Quote the data below in full, minus the images.

___ STORED DATA ___

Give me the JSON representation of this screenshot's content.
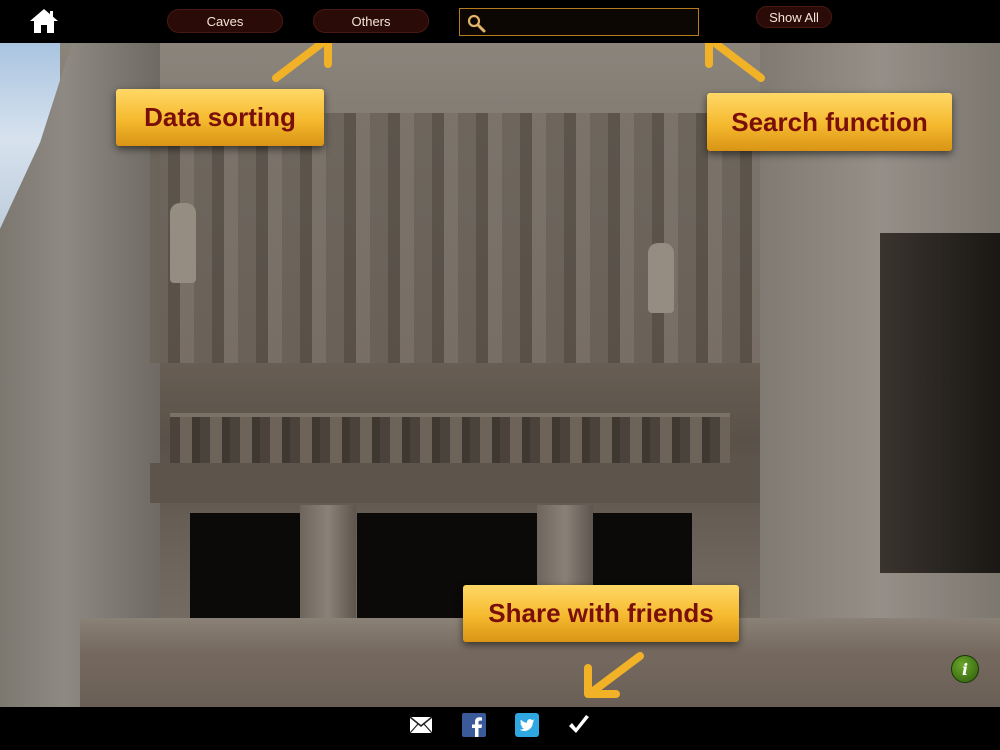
{
  "toolbar": {
    "home_icon": "home-icon",
    "caves_label": "Caves",
    "others_label": "Others",
    "search_placeholder": "",
    "search_value": "",
    "show_all_label": "Show All"
  },
  "annotations": {
    "sorting": "Data sorting",
    "search": "Search function",
    "share": "Share with friends"
  },
  "bottom_bar": {
    "icons": [
      "mail-icon",
      "facebook-icon",
      "twitter-icon",
      "checkmark-icon"
    ]
  },
  "colors": {
    "callout_top": "#ffd866",
    "callout_bottom": "#d99415",
    "callout_text": "#7a0f0a",
    "pill_bg": "#2a0b08",
    "search_border": "#b77c1f",
    "info_green": "#3f7a14"
  }
}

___

### ANSWER BELOW
Give me the JSON representation of this screenshot's content.
{
  "toolbar": {
    "home_icon": "home-icon",
    "caves_label": "Caves",
    "others_label": "Others",
    "search_placeholder": "",
    "search_value": "",
    "show_all_label": "Show All"
  },
  "annotations": {
    "sorting": "Data sorting",
    "search": "Search function",
    "share": "Share with friends"
  },
  "bottom_bar": {
    "icons": [
      "mail-icon",
      "facebook-icon",
      "twitter-icon",
      "checkmark-icon"
    ]
  },
  "colors": {
    "callout_top": "#ffd866",
    "callout_bottom": "#d99415",
    "callout_text": "#7a0f0a",
    "pill_bg": "#2a0b08",
    "search_border": "#b77c1f",
    "info_green": "#3f7a14"
  }
}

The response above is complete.